### Information shown
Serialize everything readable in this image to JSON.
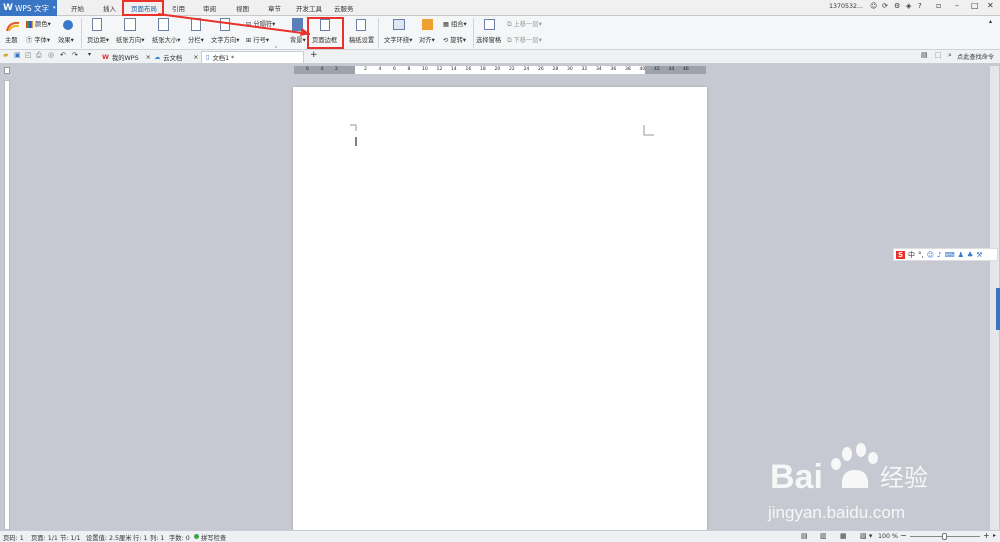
{
  "app": {
    "title": "WPS 文字"
  },
  "menu": {
    "items": [
      "开始",
      "插入",
      "页面布局",
      "引用",
      "审阅",
      "视图",
      "章节",
      "开发工具",
      "云服务"
    ],
    "active": "页面布局"
  },
  "account": {
    "user": "1370532..."
  },
  "ribbon": {
    "theme_label": "主题",
    "color_label": "颜色",
    "font_label": "字体",
    "effect_label": "效果",
    "margins_label": "页边距",
    "orientation_label": "纸张方向",
    "size_label": "纸张大小",
    "columns_label": "分栏",
    "text_direction_label": "文字方向",
    "line_numbers_label": "行号",
    "breaks_label": "分隔符",
    "background_label": "背景",
    "page_border_label": "页面边框",
    "manuscript_label": "稿纸设置",
    "wrap_text_label": "文字环绕",
    "align_label": "对齐",
    "group_label": "组合",
    "rotate_label": "旋转",
    "selection_pane_label": "选择窗格",
    "bring_forward_label": "上移一层",
    "send_backward_label": "下移一层"
  },
  "tabs": {
    "items": [
      {
        "label": "我的WPS"
      },
      {
        "label": "云文档"
      },
      {
        "label": "文档1 *"
      }
    ],
    "add_label": "+",
    "search_label": "点此查找命令"
  },
  "ruler": {
    "ticks": [
      "6",
      "4",
      "2",
      "",
      "2",
      "4",
      "6",
      "8",
      "10",
      "12",
      "14",
      "16",
      "18",
      "20",
      "22",
      "24",
      "26",
      "28",
      "30",
      "32",
      "34",
      "36",
      "38",
      "40",
      "42",
      "44",
      "46"
    ]
  },
  "status": {
    "page_num": "页码: 1",
    "pages": "页面: 1/1",
    "section": "节: 1/1",
    "position": "设置值: 2.5厘米",
    "line": "行: 1",
    "column": "列: 1",
    "words": "字数: 0",
    "spell": "拼写检查",
    "zoom": "100 %"
  },
  "ime": {
    "label": "中"
  },
  "watermark": {
    "brand": "Bai",
    "brand2": "经验",
    "url": "jingyan.baidu.com"
  },
  "colors": {
    "accent": "#3875c4",
    "highlight": "#e8322a"
  }
}
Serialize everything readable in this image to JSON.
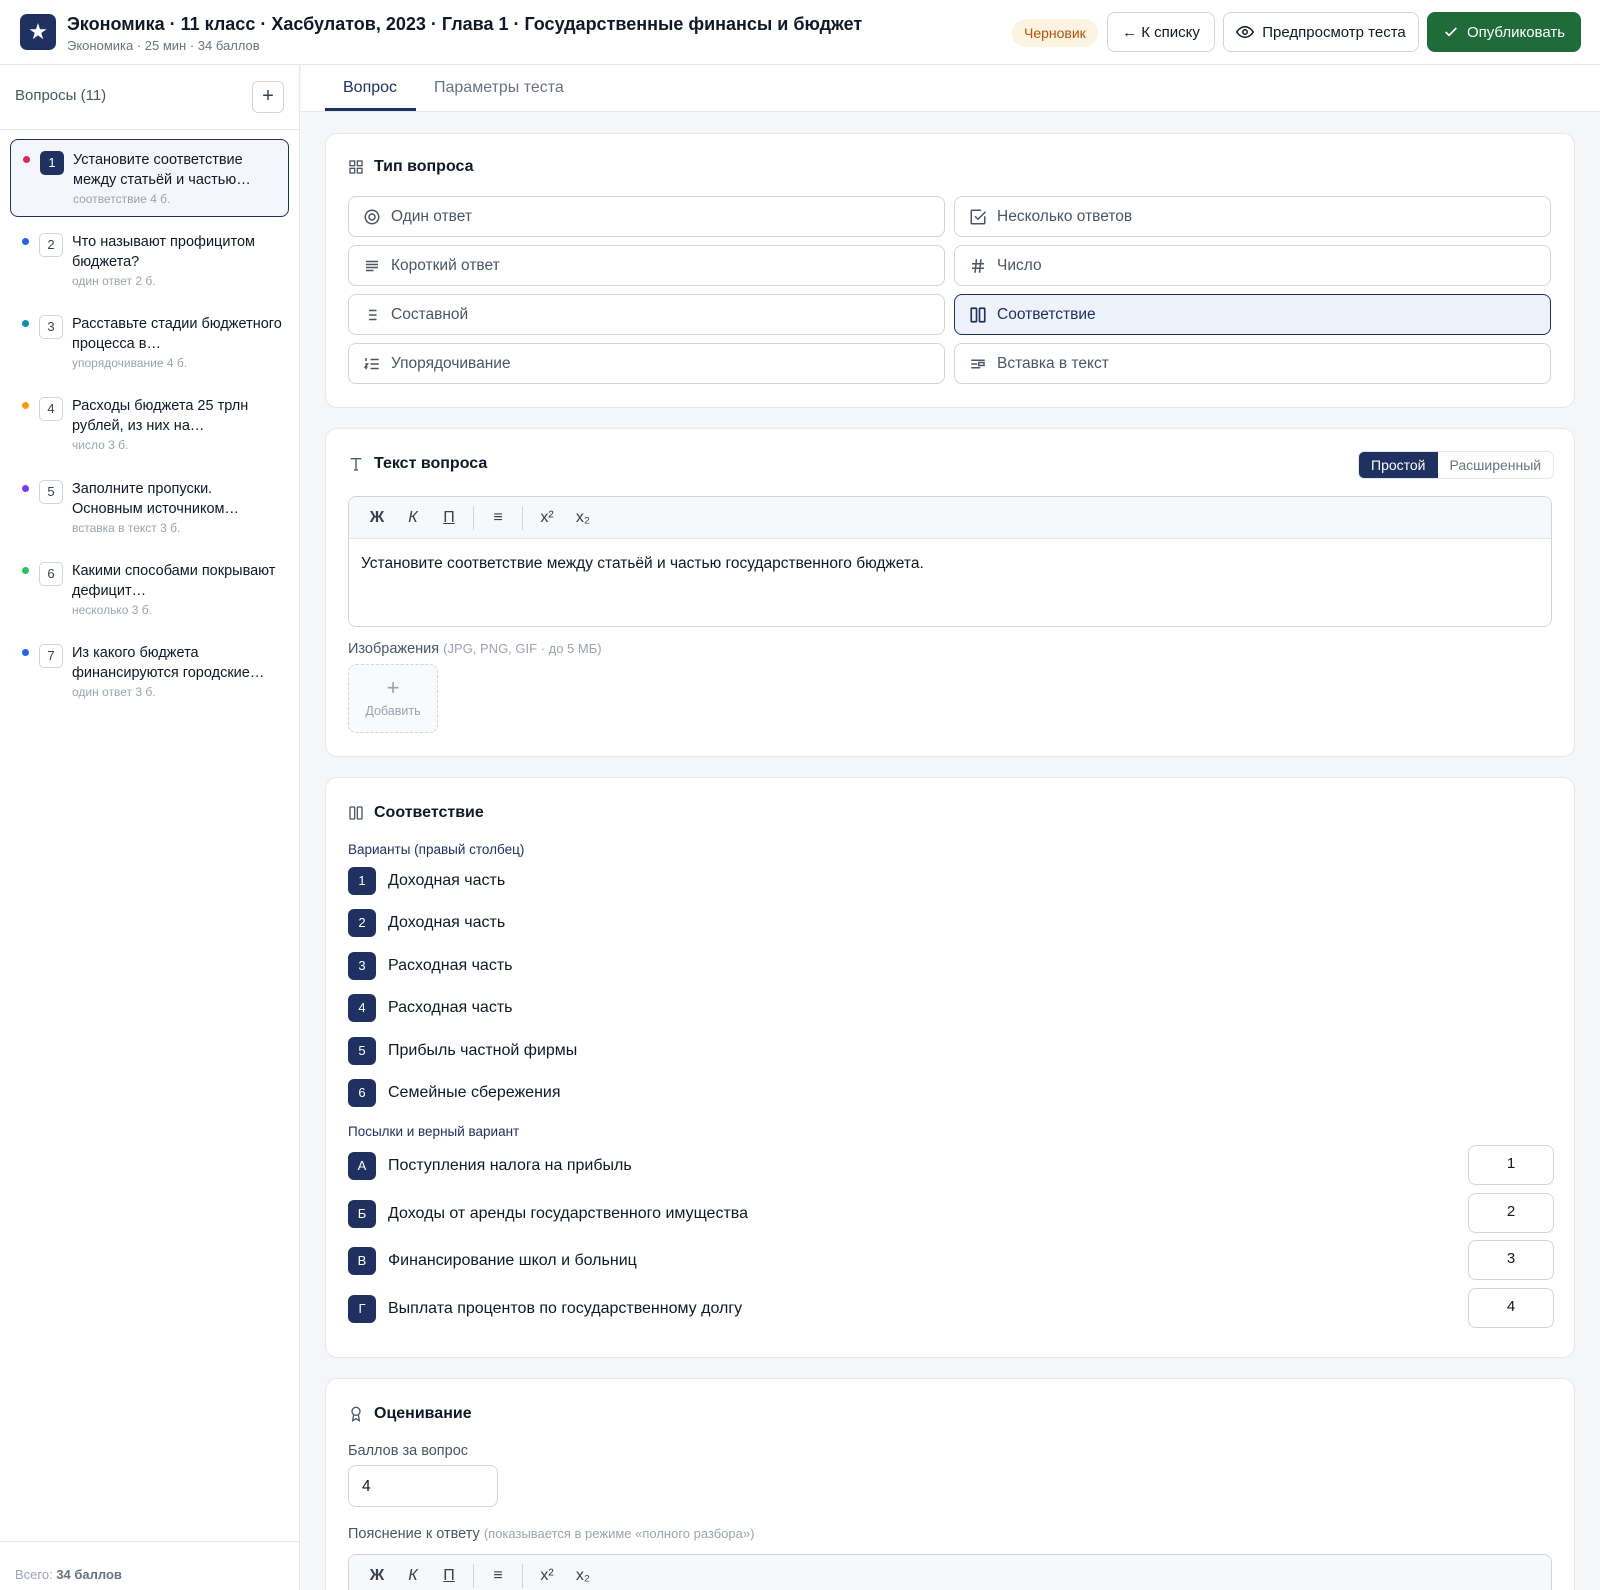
{
  "header": {
    "title": "Экономика · 11 класс · Хасбулатов, 2023 · Глава 1 · Государственные финансы и бюджет",
    "subtitle": "Экономика · 25 мин · 34 баллов",
    "status_badge": "Черновик",
    "back_label": "← К списку",
    "preview_label": "Предпросмотр теста",
    "publish_label": "Опубликовать"
  },
  "sidebar": {
    "heading": "Вопросы (11)",
    "add_label": "+",
    "items": [
      {
        "num": "1",
        "text": "Установите соответствие между статьёй и частью…",
        "meta": "соответствие  4 б.",
        "dot": "#e0245e"
      },
      {
        "num": "2",
        "text": "Что называют профицитом бюджета?",
        "meta": "один ответ  2 б.",
        "dot": "#2563eb"
      },
      {
        "num": "3",
        "text": "Расставьте стадии бюджетного процесса в…",
        "meta": "упорядочивание  4 б.",
        "dot": "#0891b2"
      },
      {
        "num": "4",
        "text": "Расходы бюджета 25 трлн рублей, из них на…",
        "meta": "число  3 б.",
        "dot": "#f59e0b"
      },
      {
        "num": "5",
        "text": "Заполните пропуски. Основным источником…",
        "meta": "вставка в текст  3 б.",
        "dot": "#7c3aed"
      },
      {
        "num": "6",
        "text": "Какими способами покрывают дефицит…",
        "meta": "несколько  3 б.",
        "dot": "#22c55e"
      },
      {
        "num": "7",
        "text": "Из какого бюджета финансируются городские…",
        "meta": "один ответ  3 б.",
        "dot": "#2563eb"
      }
    ],
    "footer_prefix": "Всего: ",
    "footer_total": "34 баллов"
  },
  "tabs": [
    "Вопрос",
    "Параметры теста"
  ],
  "question_type": {
    "title": "Тип вопроса",
    "options": [
      {
        "label": "Один ответ",
        "icon": "radio-icon"
      },
      {
        "label": "Несколько ответов",
        "icon": "checkbox-icon"
      },
      {
        "label": "Короткий ответ",
        "icon": "short-text-icon"
      },
      {
        "label": "Число",
        "icon": "hash-icon"
      },
      {
        "label": "Составной",
        "icon": "list-icon"
      },
      {
        "label": "Соответствие",
        "icon": "columns-icon"
      },
      {
        "label": "Упорядочивание",
        "icon": "ordered-list-icon"
      },
      {
        "label": "Вставка в текст",
        "icon": "insert-text-icon"
      }
    ],
    "selected": "Соответствие"
  },
  "question_text": {
    "title": "Текст вопроса",
    "mode_simple": "Простой",
    "mode_advanced": "Расширенный",
    "toolbar": [
      "Ж",
      "К",
      "П",
      "≡",
      "x²",
      "x₂"
    ],
    "body": "Установите соответствие между статьёй и частью государственного бюджета.",
    "images_label": "Изображения",
    "images_hint": "(JPG, PNG, GIF · до 5 МБ)",
    "add_image_label": "Добавить"
  },
  "matching": {
    "title": "Соответствие",
    "options_label": "Варианты (правый столбец)",
    "options": [
      {
        "n": "1",
        "text": "Доходная часть"
      },
      {
        "n": "2",
        "text": "Доходная часть"
      },
      {
        "n": "3",
        "text": "Расходная часть"
      },
      {
        "n": "4",
        "text": "Расходная часть"
      },
      {
        "n": "5",
        "text": "Прибыль частной фирмы"
      },
      {
        "n": "6",
        "text": "Семейные сбережения"
      }
    ],
    "premises_label": "Посылки и верный вариант",
    "premises": [
      {
        "letter": "А",
        "text": "Поступления налога на прибыль",
        "answer": "1"
      },
      {
        "letter": "Б",
        "text": "Доходы от аренды государственного имущества",
        "answer": "2"
      },
      {
        "letter": "В",
        "text": "Финансирование школ и больниц",
        "answer": "3"
      },
      {
        "letter": "Г",
        "text": "Выплата процентов по государственному долгу",
        "answer": "4"
      }
    ]
  },
  "grading": {
    "title": "Оценивание",
    "points_label": "Баллов за вопрос",
    "points_value": "4",
    "explanation_label": "Пояснение к ответу",
    "explanation_hint": "(показывается в режиме «полного разбора»)"
  },
  "colors": {
    "accent": "#1f3160",
    "publish": "#1f6b3a",
    "draft_bg": "#fdf3e1",
    "draft_text": "#b45309"
  }
}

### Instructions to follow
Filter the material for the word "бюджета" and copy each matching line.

### Result
        "text": "Что называют профицитом бюджета?",
        "text": "Расходы бюджета 25 трлн рублей, из них на…",
        "text": "Из какого бюджета финансируются городские…",
    "body": "Установите соответствие между статьёй и частью государственного бюджета.",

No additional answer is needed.